# GOAL OF THE EXERCISE:
From the first line to the last, return the data exactly as it stands.

# Page and application data records:
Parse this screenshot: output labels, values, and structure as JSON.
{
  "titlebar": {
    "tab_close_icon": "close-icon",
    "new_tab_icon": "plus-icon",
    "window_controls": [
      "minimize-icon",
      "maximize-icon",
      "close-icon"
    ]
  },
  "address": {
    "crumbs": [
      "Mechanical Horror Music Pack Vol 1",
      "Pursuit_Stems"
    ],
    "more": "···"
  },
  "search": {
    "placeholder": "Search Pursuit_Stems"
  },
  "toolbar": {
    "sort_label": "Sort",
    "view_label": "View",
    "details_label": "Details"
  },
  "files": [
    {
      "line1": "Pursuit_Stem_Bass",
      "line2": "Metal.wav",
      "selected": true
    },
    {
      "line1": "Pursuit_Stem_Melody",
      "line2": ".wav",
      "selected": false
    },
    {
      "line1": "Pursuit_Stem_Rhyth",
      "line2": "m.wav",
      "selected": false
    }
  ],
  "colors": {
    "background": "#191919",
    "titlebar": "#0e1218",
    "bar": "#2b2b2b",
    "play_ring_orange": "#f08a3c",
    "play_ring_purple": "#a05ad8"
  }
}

# ANSWER SPACE:
Parse this screenshot: output labels, values, and structure as JSON.
{
  "titlebar": {
    "tab_close_icon": "close-icon",
    "new_tab_icon": "plus-icon",
    "window_controls": [
      "minimize-icon",
      "maximize-icon",
      "close-icon"
    ]
  },
  "address": {
    "crumbs": [
      "Mechanical Horror Music Pack Vol 1",
      "Pursuit_Stems"
    ],
    "more": "···"
  },
  "search": {
    "placeholder": "Search Pursuit_Stems"
  },
  "toolbar": {
    "sort_label": "Sort",
    "view_label": "View",
    "details_label": "Details"
  },
  "files": [
    {
      "line1": "Pursuit_Stem_Bass",
      "line2": "Metal.wav",
      "selected": true
    },
    {
      "line1": "Pursuit_Stem_Melody",
      "line2": ".wav",
      "selected": false
    },
    {
      "line1": "Pursuit_Stem_Rhyth",
      "line2": "m.wav",
      "selected": false
    }
  ],
  "colors": {
    "background": "#191919",
    "titlebar": "#0e1218",
    "bar": "#2b2b2b",
    "play_ring_orange": "#f08a3c",
    "play_ring_purple": "#a05ad8"
  }
}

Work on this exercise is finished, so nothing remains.